Fri | Jun 25, 2021

Mishandled Emancipation

Published:Friday | October 2, 2015 | 12:00 AM

The Slavery Abolition Act received royal assent on August 28, 1833 and came into force the following year on August 1. This was not an act of altruism, intended to right the wrongs of centuries of slavery. Just a few months before, the largest slave revolt in British Caribbean history broke out in western Jamaica. It did not begin as a rebellion; slaves led by Baptist deacon Sam Sharpe refused to return to work after the 1831 Christmas holidays without the promises of wages; i.e., they demanded their freedom.

In the end, more than 200 plantations across nine parishes were burnt. Apart from £175,000 spent on military operations to put down the revolt, the total cost of Sam Sharpe's Rebellion was approximately £1,154,589 or about £50 million in today's money (J$9 billion). About 200 slaves died in the fighting, and 300 more were executed in the aftermath.

Clearly, there would be more slave revolts by people agitating for their freedom, with more loss of life and property. Slavery was unsustainable! Besides, the business of sugar was not as profitable as it once was.




At the time, both the House of Commons and the House of Lords contained dozens of persons (several born in Jamaica) who owned slaves in the Caribbean, and they persistently blocked all efforts at Emancipation.
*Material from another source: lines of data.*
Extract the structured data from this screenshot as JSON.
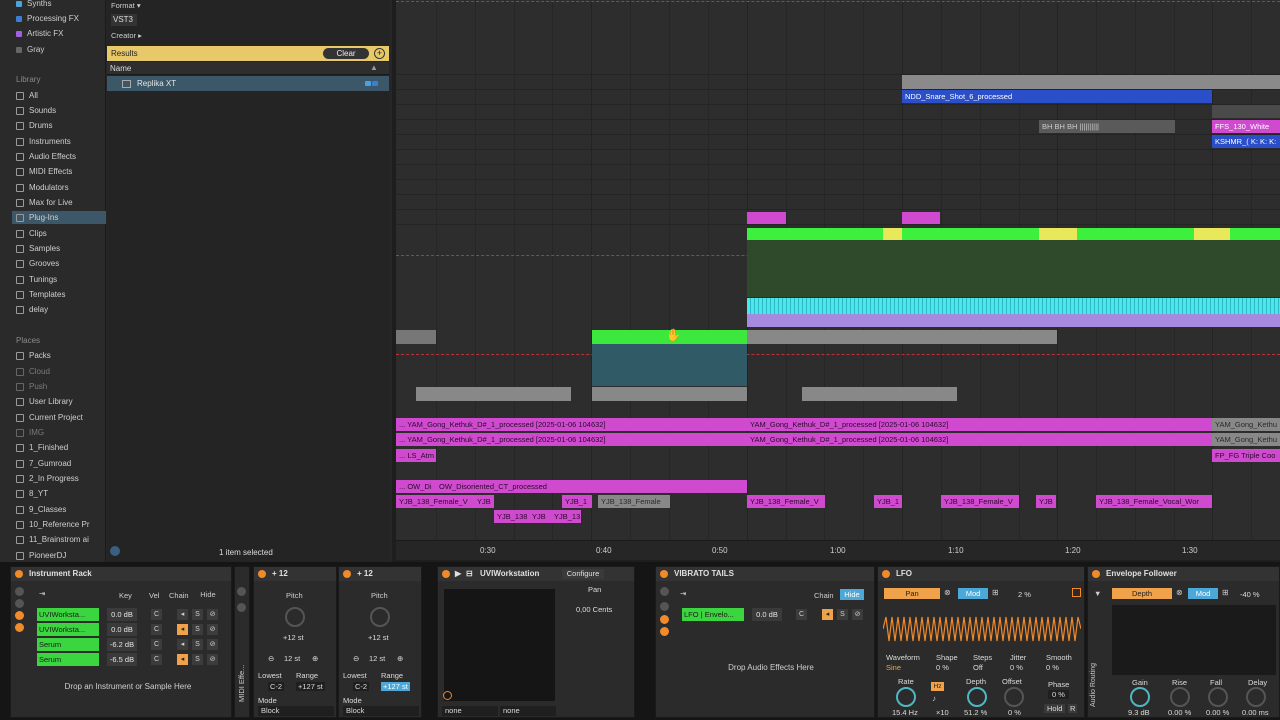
{
  "sidebar": {
    "colors": [
      {
        "label": "Synths",
        "color": "#4aa3e0"
      },
      {
        "label": "Processing FX",
        "color": "#3a7fd0"
      },
      {
        "label": "Artistic FX",
        "color": "#a060e0"
      },
      {
        "label": "Gray",
        "color": "#666666"
      }
    ],
    "library_header": "Library",
    "library": [
      "All",
      "Sounds",
      "Drums",
      "Instruments",
      "Audio Effects",
      "MIDI Effects",
      "Modulators",
      "Max for Live",
      "Plug-Ins",
      "Clips",
      "Samples",
      "Grooves",
      "Tunings",
      "Templates",
      "delay"
    ],
    "places_header": "Places",
    "places": [
      "Packs",
      "Cloud",
      "Push",
      "User Library",
      "Current Project",
      "IMG",
      "1_Finished",
      "7_Gumroad",
      "2_In Progress",
      "8_YT",
      "9_Classes",
      "10_Reference Pr",
      "11_Brainstrom ai",
      "PioneerDJ"
    ]
  },
  "browser": {
    "format_label": "Format",
    "vst3": "VST3",
    "creator_label": "Creator",
    "results_label": "Results",
    "clear_label": "Clear",
    "name_header": "Name",
    "result_item": "Replika XT",
    "status": "1 item selected"
  },
  "arrangement": {
    "clips": {
      "ndd": "NDD_Snare_Shot_6_processed",
      "bh": "BH BH BH ||||||||||",
      "ffs": "FFS_130_White",
      "kshmr": "KSHMR_( K: K: K:",
      "yam1": "... YAM_Gong_Kethuk_D#_1_processed [2025-01-06 104632]",
      "yam2": "YAM_Gong_Kethuk_D#_1_processed [2025-01-06 104632]",
      "yam3": "... YAM_Gong_Kethuk_D#_1_processed [2025-01-06 104632]",
      "yam4": "YAM_Gong_Kethuk_D#_1_processed [2025-01-06 104632]",
      "yam5": "YAM_Gong_Kethu",
      "yam6": "YAM_Gong_Kethu",
      "ls": "... LS_Atm",
      "fp": "FP_FG Triple Coo",
      "ow1": "... OW_Di",
      "ow2": "OW_Disoriented_CT_processed",
      "yjb1": "YJB_138_Female_V",
      "yjb2": "YJB",
      "yjb3": "YJB_1",
      "yjb4": "YJB_138_Female",
      "yjb5": "YJB_138_Female_V",
      "yjb6": "YJB_1",
      "yjb7": "YJB_138_Female_V",
      "yjb8": "YJB",
      "yjb9": "YJB_138_Female_Vocal_Wor",
      "yjb10": "YJB_138",
      "yjb11": "YJB",
      "yjb12": "YJB_13"
    },
    "ruler": [
      "0:30",
      "0:40",
      "0:50",
      "1:00",
      "1:10",
      "1:20",
      "1:30"
    ]
  },
  "devices": {
    "rack": {
      "title": "Instrument Rack",
      "key": "Key",
      "vel": "Vel",
      "chain": "Chain",
      "hide": "Hide",
      "drop": "Drop an Instrument or Sample Here",
      "chains": [
        {
          "name": "UVIWorksta...",
          "vol": "0.0 dB"
        },
        {
          "name": "UVIWorksta...",
          "vol": "0.0 dB"
        },
        {
          "name": "Serum",
          "vol": "-6.2 dB"
        },
        {
          "name": "Serum",
          "vol": "-6.5 dB"
        }
      ],
      "c": "C",
      "s": "S"
    },
    "midi_label": "MIDI Effe...",
    "pitch1": {
      "title": "+ 12",
      "label": "Pitch",
      "value": "+12 st",
      "step": "12 st",
      "lowest": "Lowest",
      "range": "Range",
      "low_val": "C-2",
      "range_val": "+127 st",
      "mode": "Mode",
      "mode_val": "Block"
    },
    "pitch2": {
      "title": "+ 12",
      "label": "Pitch",
      "value": "+12 st",
      "step": "12 st",
      "lowest": "Lowest",
      "range": "Range",
      "low_val": "C-2",
      "range_val": "+127 st",
      "mode": "Mode",
      "mode_val": "Block"
    },
    "uvi": {
      "title": "UVIWorkstation",
      "configure": "Configure",
      "pan": "Pan",
      "cents": "0,00 Cents",
      "none1": "none",
      "none2": "none"
    },
    "vibrato": {
      "title": "VIBRATO TAILS",
      "chain": "Chain",
      "hide": "Hide",
      "chain_name": "LFO | Envelo...",
      "vol": "0.0 dB",
      "c": "C",
      "s": "S",
      "drop": "Drop Audio Effects Here"
    },
    "lfo": {
      "title": "LFO",
      "pan": "Pan",
      "mod": "Mod",
      "pct": "2 %",
      "waveform": "Waveform",
      "wave_val": "Sine",
      "shape": "Shape",
      "shape_val": "0 %",
      "steps": "Steps",
      "steps_val": "Off",
      "jitter": "Jitter",
      "jitter_val": "0 %",
      "smooth": "Smooth",
      "smooth_val": "0 %",
      "rate": "Rate",
      "rate_val": "15.4 Hz",
      "hz": "Hz",
      "x10": "×10",
      "depth": "Depth",
      "depth_val": "51.2 %",
      "offset": "Offset",
      "offset_val": "0 %",
      "phase": "Phase",
      "phase_val": "0 %",
      "hold": "Hold",
      "r": "R"
    },
    "env": {
      "title": "Envelope Follower",
      "depth": "Depth",
      "mod": "Mod",
      "pct": "-40 %",
      "gain": "Gain",
      "gain_val": "9.3 dB",
      "rise": "Rise",
      "rise_val": "0.00 %",
      "fall": "Fall",
      "fall_val": "0.00 %",
      "delay": "Delay",
      "delay_val": "0.00 ms",
      "routing": "Audio Routing"
    }
  }
}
Anti-slavery sentiment was a big factor in the British parliamentary election of 1830, which saw many pro-slavery Tories replaced by anti-slavery Whigs.

In 1831, the new Whig government conceded to abolitionist pressure by freeing all slaves belonging to the Crown across the Empire. But anti-abolition sentiment in Britain was strong; the King was personally against Emancipation, and many Whigs believed that the role of government was to protect property rights, not attack them. Strategic political contributions from the planters' lobby stalled the Emancipation effort.

Then came Sam Sharpe's Rebellion, which exposed how fragile these property rights in slaves and combustible sugar cane fields were.

In 1833, the British Parliament received anti-slavery petitions with more than one-and-a-half million signatures, with another election just over the horizon. The compromise worked out with the planters (there were many in the House of Commons and the House of Lords) was that slave owners would be compensated for the loss of their property to the sum of £20 million - £69.93 million in today's money (J$12.6 billion).

If the British Parliament had been genuinely concerned about the welfare of the slaves, serious steps would have been taken in 1833 to redress the social and economic disadvantages with which they would have been saddled at Emancipation.

The requirement for a period of Apprenticeship before full freedom was an insult to the former slaves; they were legally free, but still had to work without wages! Slavery by another name! And their former 'owners' had already been awarded their compensation money!

Tory Prime Minister David Cameron is quoted in The Gleaner saying that Britain was proud to have eventually led the way in the abolition of slavery. I do not believe that the conduct of the British Parliament - or the Tory Party - in this matter is anything for Tory Prime Minister Cameron to boast about too loudly. They caved in to the slave owners, treating them as victims rather than as scoundrels, and failing to provide for the welfare of the real victims.

The present economy of Great Britain - as well as the current fortunes of many Britons - has benefited to some degree from the profits of slavery and reparations. At the same time, the present poverty and misery of many Jamaican families have their origin, to some degree, in the disadvantages wrought by plantation slavery. The canons of morality and the principles of natural justice demand that reparations be made to the descendants of former slaves because many of them still suffer today from the greatest crime against humanity over the last 500 years.




We must be careful not to overstate the case. Jamaica's historically high illiteracy rate may be due, in great measure, to the legacy of slavery and to a colonialism managed and directed largely by the descendants of the slave owners. Our high debt burden, high unemployment and low economic growth since Independence may be traced to an inept and corrupt - and perhaps poorly educated - political leadership. We are singular among our post-slavery CARICOM colleagues in our astronomical murder rate, garrison communities and toxic political tribalism; we must not give slavery the credit for what the gangs of Gordon House have wrought.

Reparations are certainly due to the historically marginalised descendants of former slaves; but not to the Jamaican Government run by the two gangs of Gordon House, which themselves - and their allies in the private sector - owe much to our recently marginalised people.

- Peter Espeut is a sociologist and human-rights advocate. Email feedback to